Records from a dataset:
== == ==

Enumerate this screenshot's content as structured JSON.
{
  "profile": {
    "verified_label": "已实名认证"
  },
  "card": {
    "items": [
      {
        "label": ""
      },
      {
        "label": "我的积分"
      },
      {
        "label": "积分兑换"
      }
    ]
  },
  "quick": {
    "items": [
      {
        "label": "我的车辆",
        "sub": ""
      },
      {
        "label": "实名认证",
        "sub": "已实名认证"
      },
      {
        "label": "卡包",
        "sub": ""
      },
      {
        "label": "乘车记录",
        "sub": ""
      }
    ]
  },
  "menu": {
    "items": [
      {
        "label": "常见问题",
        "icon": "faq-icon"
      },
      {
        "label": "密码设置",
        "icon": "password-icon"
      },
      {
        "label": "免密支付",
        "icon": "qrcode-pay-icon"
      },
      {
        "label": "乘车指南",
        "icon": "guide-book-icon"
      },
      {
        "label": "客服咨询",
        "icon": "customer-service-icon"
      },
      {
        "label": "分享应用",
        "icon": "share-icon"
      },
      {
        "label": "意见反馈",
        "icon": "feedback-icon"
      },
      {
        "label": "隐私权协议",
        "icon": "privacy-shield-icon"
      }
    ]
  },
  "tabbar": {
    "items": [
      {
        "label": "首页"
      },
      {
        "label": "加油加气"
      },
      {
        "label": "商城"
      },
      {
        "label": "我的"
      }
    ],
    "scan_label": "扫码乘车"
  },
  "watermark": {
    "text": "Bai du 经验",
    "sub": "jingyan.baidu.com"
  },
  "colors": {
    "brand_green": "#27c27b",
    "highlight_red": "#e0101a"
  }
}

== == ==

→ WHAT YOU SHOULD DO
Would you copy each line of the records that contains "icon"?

→ EXERCISE SOLUTION
        "icon": "faq-icon"
        "icon": "password-icon"
        "icon": "qrcode-pay-icon"
        "icon": "guide-book-icon"
        "icon": "customer-service-icon"
        "icon": "share-icon"
        "icon": "feedback-icon"
        "icon": "privacy-shield-icon"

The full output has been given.